_EXERCISE AIM:_ Pull every line that includes the word "output" from the data.

####

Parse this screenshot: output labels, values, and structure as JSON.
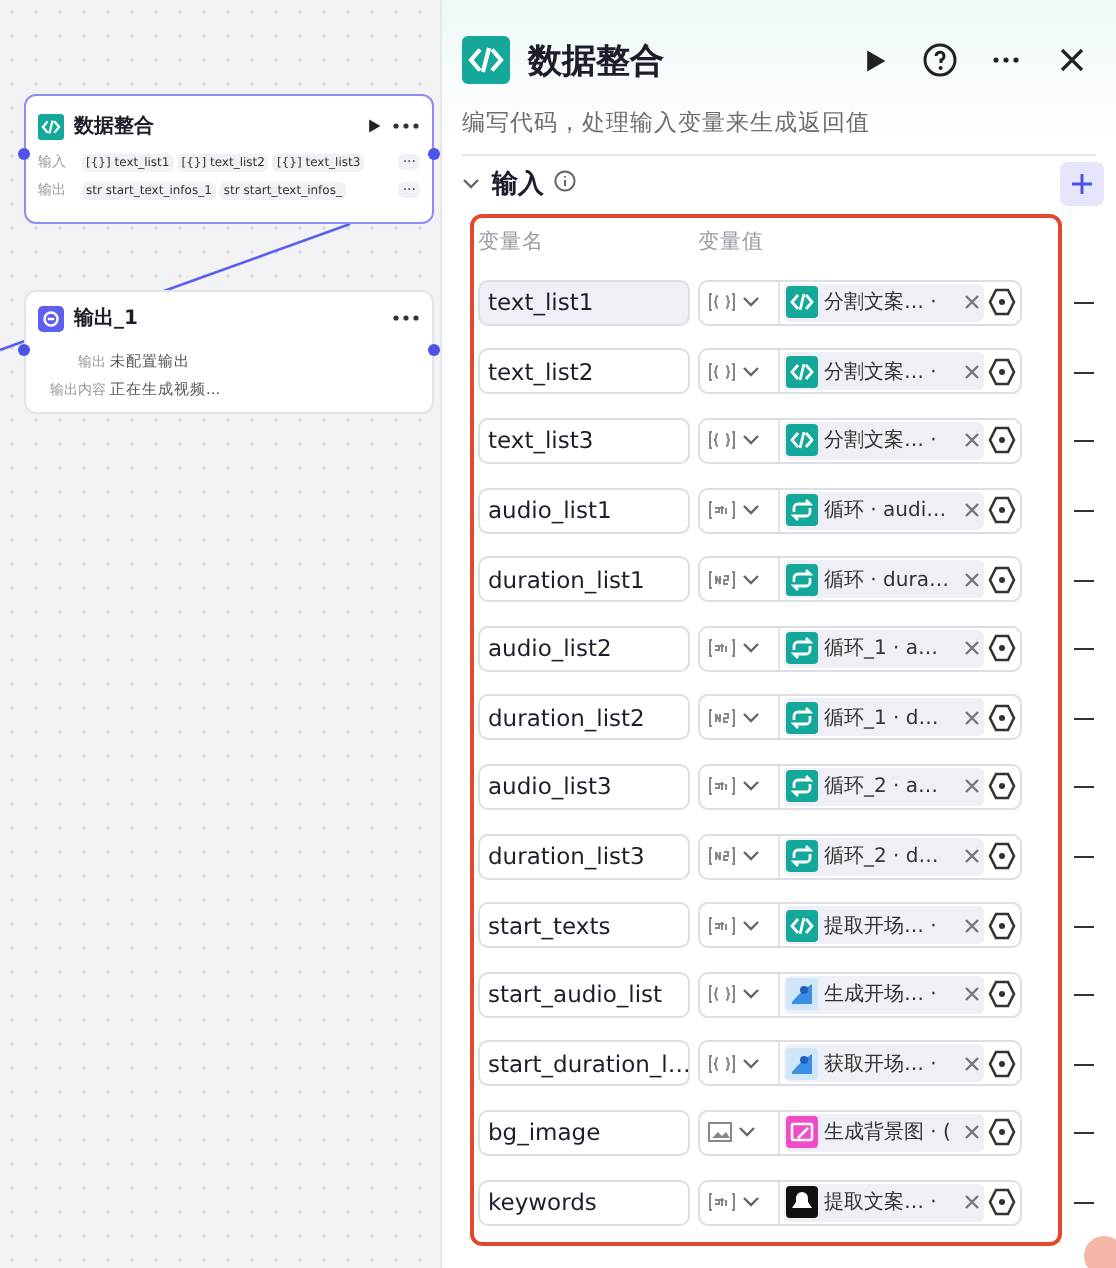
{
  "canvas": {
    "nodes": [
      {
        "title": "数据整合",
        "kind": "code",
        "run": true,
        "rows": [
          {
            "label": "输入",
            "tags": [
              {
                "type": "[{}]",
                "text": "text_list1"
              },
              {
                "type": "[{}]",
                "text": "text_list2"
              },
              {
                "type": "[{}]",
                "text": "text_list3"
              }
            ],
            "more": "···"
          },
          {
            "label": "输出",
            "tags": [
              {
                "type": "str",
                "text": "start_text_infos_1"
              },
              {
                "type": "str",
                "text": "start_text_infos_"
              }
            ],
            "more": "···"
          }
        ],
        "selected": true
      },
      {
        "title": "输出_1",
        "kind": "output",
        "run": false,
        "fields": [
          {
            "label": "输出",
            "value": "未配置输出"
          },
          {
            "label": "输出内容",
            "value": "正在生成视频..."
          }
        ],
        "selected": false
      }
    ]
  },
  "panel": {
    "title": "数据整合",
    "description": "编写代码，处理输入变量来生成返回值",
    "section": {
      "title": "输入",
      "expanded": true
    },
    "columns": [
      "变量名",
      "变量值"
    ],
    "rows": [
      {
        "name": "text_list1",
        "type": {
          "kind": "array_object"
        },
        "ref": {
          "kind": "code",
          "text": "分割文案… ·"
        },
        "focused": true
      },
      {
        "name": "text_list2",
        "type": {
          "kind": "array_object"
        },
        "ref": {
          "kind": "code",
          "text": "分割文案… ·"
        },
        "focused": false
      },
      {
        "name": "text_list3",
        "type": {
          "kind": "array_object"
        },
        "ref": {
          "kind": "code",
          "text": "分割文案… ·"
        },
        "focused": false
      },
      {
        "name": "audio_list1",
        "type": {
          "kind": "array_string"
        },
        "ref": {
          "kind": "loop",
          "text": "循环 · audi…"
        },
        "focused": false
      },
      {
        "name": "duration_list1",
        "type": {
          "kind": "array_number"
        },
        "ref": {
          "kind": "loop",
          "text": "循环 · dura…"
        },
        "focused": false
      },
      {
        "name": "audio_list2",
        "type": {
          "kind": "array_string"
        },
        "ref": {
          "kind": "loop",
          "text": "循环_1 · a…"
        },
        "focused": false
      },
      {
        "name": "duration_list2",
        "type": {
          "kind": "array_number"
        },
        "ref": {
          "kind": "loop",
          "text": "循环_1 · d…"
        },
        "focused": false
      },
      {
        "name": "audio_list3",
        "type": {
          "kind": "array_string"
        },
        "ref": {
          "kind": "loop",
          "text": "循环_2 · a…"
        },
        "focused": false
      },
      {
        "name": "duration_list3",
        "type": {
          "kind": "array_number"
        },
        "ref": {
          "kind": "loop",
          "text": "循环_2 · d…"
        },
        "focused": false
      },
      {
        "name": "start_texts",
        "type": {
          "kind": "array_string"
        },
        "ref": {
          "kind": "code",
          "text": "提取开场… ·"
        },
        "focused": false
      },
      {
        "name": "start_audio_list",
        "type": {
          "kind": "array_object"
        },
        "ref": {
          "kind": "tts",
          "text": "生成开场… ·"
        },
        "focused": false
      },
      {
        "name": "start_duration_l…",
        "type": {
          "kind": "array_object"
        },
        "ref": {
          "kind": "tts",
          "text": "获取开场… ·"
        },
        "focused": false
      },
      {
        "name": "bg_image",
        "type": {
          "kind": "image"
        },
        "ref": {
          "kind": "imagegen",
          "text": "生成背景图 · ("
        },
        "focused": false
      },
      {
        "name": "keywords",
        "type": {
          "kind": "array_string"
        },
        "ref": {
          "kind": "app",
          "text": "提取文案… ·"
        },
        "focused": false
      }
    ]
  }
}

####

_WRITTEN RESPONSE:_
Parse this screenshot: output labels, values, and structure as JSON.
        "kind": "output",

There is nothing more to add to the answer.